Search the records that follow and extract every line containing the string "FullDateAlternateKey".

Entries from a dataset of interfaces
-------

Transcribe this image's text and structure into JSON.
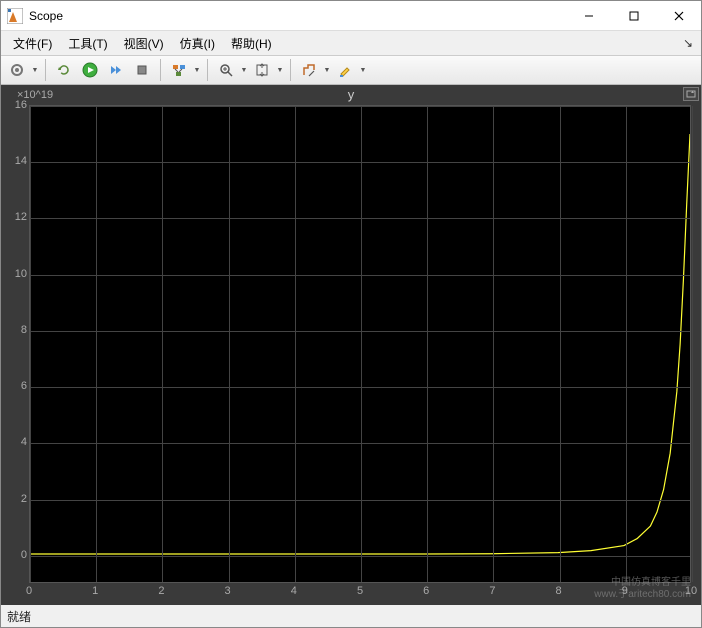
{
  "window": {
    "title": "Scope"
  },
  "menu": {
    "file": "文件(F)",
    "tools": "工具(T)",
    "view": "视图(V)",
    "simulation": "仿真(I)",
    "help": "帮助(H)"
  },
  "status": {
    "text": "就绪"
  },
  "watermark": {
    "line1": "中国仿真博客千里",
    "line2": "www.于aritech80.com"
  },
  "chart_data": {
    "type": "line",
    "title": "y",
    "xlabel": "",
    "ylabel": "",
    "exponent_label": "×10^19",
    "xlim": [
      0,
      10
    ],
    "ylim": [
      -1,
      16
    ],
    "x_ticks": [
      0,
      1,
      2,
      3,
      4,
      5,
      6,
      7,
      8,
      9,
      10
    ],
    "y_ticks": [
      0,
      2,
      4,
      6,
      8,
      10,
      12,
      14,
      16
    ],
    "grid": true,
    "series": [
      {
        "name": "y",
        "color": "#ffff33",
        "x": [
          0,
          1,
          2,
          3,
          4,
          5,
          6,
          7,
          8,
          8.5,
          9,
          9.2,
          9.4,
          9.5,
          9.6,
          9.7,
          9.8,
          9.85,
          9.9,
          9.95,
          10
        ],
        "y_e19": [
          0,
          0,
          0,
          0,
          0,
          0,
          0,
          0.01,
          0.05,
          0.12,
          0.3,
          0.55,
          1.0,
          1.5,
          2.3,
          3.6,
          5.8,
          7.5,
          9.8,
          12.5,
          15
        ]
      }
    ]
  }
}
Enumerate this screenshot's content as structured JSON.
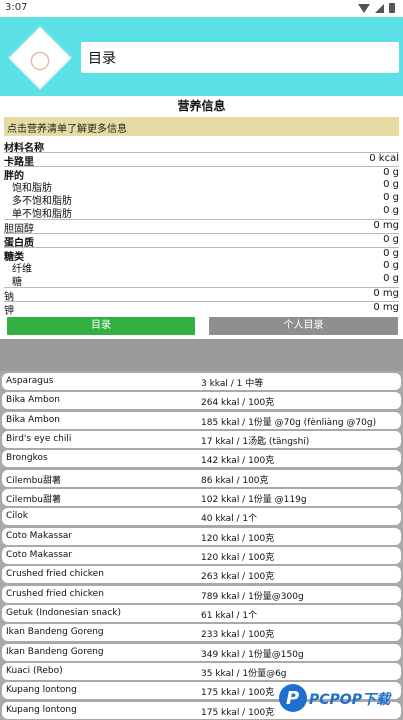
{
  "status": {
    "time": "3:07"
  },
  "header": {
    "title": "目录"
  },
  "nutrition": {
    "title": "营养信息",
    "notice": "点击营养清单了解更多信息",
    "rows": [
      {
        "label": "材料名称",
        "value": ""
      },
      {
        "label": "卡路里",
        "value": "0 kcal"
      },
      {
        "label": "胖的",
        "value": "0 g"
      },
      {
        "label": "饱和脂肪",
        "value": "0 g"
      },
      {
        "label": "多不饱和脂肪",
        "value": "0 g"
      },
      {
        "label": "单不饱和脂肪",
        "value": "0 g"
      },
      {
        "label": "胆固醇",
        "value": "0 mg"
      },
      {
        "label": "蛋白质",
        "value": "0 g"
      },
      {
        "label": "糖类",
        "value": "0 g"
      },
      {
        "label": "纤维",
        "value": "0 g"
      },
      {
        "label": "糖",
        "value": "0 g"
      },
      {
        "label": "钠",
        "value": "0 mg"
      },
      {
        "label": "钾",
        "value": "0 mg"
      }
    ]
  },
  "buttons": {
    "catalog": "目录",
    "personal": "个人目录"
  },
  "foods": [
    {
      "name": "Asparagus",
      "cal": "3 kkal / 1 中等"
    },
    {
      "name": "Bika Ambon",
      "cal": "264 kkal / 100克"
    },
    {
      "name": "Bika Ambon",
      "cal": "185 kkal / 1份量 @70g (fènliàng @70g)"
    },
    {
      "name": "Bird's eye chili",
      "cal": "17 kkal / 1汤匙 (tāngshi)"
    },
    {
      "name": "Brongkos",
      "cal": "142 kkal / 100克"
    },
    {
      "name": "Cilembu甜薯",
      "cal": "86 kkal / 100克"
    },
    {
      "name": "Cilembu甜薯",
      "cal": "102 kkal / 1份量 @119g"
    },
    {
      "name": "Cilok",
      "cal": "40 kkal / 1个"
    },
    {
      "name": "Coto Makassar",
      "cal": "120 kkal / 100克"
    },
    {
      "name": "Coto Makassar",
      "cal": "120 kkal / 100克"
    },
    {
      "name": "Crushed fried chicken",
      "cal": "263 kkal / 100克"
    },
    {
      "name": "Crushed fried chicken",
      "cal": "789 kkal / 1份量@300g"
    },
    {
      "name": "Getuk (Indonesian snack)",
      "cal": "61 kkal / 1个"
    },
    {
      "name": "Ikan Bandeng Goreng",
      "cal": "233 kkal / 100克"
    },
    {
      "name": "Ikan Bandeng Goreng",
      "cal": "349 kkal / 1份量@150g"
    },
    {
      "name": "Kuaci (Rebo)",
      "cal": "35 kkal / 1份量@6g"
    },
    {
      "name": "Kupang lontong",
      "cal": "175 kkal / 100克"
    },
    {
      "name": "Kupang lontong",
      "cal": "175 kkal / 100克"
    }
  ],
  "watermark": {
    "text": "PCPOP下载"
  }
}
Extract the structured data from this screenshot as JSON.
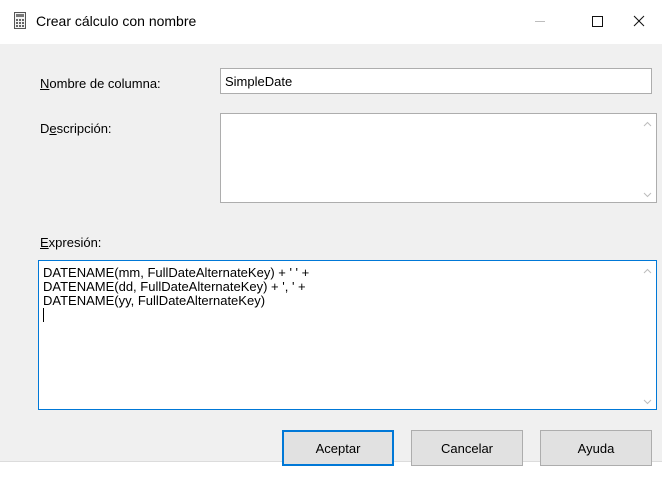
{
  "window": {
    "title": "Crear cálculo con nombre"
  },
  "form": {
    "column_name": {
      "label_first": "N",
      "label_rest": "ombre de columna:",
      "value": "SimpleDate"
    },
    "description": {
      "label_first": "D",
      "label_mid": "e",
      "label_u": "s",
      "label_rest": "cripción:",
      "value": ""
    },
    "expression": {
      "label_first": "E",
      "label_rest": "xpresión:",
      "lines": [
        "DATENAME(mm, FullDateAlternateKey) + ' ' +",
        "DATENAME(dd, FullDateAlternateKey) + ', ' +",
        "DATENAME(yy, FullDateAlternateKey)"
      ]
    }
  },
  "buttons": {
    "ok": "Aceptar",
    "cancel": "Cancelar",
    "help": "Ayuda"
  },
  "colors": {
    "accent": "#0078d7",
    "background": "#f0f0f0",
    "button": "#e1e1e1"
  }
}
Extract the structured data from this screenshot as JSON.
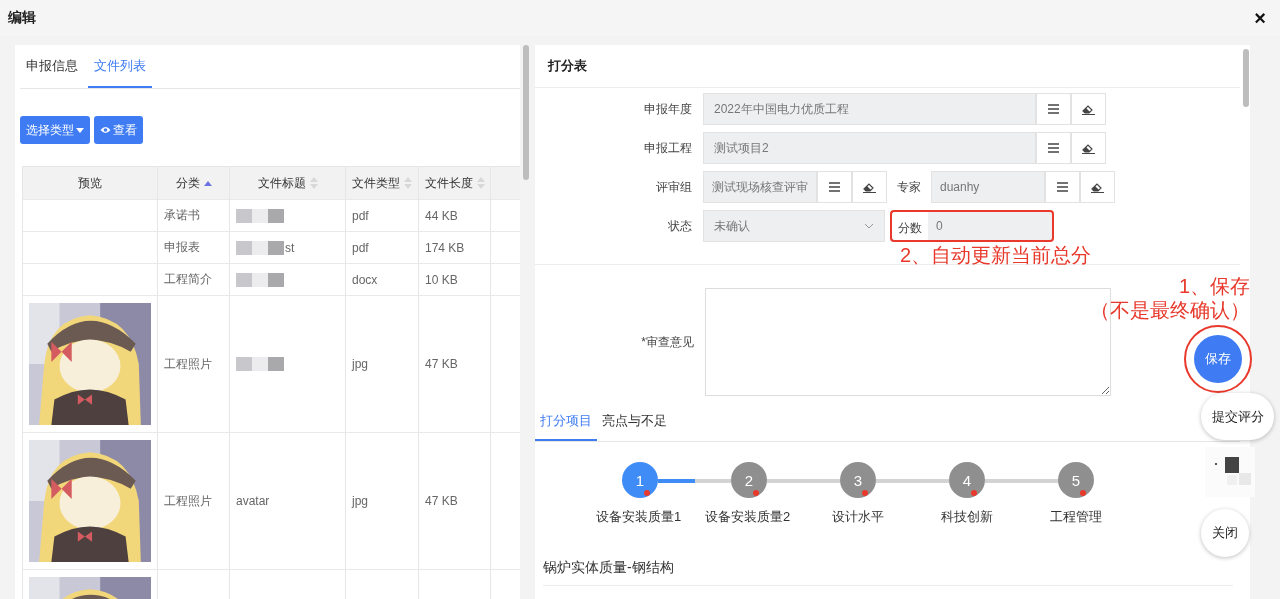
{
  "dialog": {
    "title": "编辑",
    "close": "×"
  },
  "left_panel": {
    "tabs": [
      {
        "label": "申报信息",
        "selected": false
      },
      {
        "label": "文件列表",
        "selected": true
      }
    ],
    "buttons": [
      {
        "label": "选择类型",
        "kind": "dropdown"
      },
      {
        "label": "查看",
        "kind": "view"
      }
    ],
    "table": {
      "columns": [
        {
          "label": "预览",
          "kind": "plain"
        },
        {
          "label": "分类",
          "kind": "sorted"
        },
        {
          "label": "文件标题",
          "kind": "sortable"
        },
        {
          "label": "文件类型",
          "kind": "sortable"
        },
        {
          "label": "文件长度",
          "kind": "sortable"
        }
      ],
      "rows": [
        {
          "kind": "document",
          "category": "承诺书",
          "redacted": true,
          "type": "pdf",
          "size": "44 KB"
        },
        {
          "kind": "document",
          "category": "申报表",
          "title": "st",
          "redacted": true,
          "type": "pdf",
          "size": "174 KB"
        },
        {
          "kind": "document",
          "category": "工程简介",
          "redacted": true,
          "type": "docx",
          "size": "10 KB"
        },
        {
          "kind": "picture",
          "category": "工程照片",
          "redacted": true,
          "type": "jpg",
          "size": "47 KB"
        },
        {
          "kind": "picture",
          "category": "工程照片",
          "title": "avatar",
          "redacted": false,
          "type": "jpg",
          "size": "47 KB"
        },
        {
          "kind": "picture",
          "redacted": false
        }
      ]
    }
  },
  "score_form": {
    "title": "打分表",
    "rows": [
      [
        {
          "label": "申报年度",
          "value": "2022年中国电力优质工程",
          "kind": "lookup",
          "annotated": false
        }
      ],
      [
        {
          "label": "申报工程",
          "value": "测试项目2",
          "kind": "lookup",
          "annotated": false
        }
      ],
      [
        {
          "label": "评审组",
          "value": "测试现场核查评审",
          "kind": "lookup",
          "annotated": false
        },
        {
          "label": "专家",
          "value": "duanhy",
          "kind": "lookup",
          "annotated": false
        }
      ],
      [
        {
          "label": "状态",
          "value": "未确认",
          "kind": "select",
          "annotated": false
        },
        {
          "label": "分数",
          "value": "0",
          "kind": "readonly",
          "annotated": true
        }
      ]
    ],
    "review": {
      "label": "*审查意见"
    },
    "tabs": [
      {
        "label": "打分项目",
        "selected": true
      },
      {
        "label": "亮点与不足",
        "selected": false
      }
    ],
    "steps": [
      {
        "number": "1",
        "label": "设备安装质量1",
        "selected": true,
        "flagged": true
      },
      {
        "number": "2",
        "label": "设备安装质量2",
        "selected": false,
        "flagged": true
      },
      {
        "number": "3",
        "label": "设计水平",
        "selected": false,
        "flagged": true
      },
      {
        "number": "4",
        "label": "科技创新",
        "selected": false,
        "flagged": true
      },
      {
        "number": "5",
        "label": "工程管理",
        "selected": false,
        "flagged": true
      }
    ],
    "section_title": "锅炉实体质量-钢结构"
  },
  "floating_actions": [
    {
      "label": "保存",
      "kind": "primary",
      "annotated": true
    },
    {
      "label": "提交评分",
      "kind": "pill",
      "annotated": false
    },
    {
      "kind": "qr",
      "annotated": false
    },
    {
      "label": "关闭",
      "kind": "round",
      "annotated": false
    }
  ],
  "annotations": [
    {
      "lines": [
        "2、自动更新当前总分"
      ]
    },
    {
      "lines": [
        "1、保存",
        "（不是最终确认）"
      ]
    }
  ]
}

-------

▸ Written answer:
        "DATENAME(mm, FullDateAlternateKey) + ' ' +",
        "DATENAME(dd, FullDateAlternateKey) + ', ' +",
        "DATENAME(yy, FullDateAlternateKey)"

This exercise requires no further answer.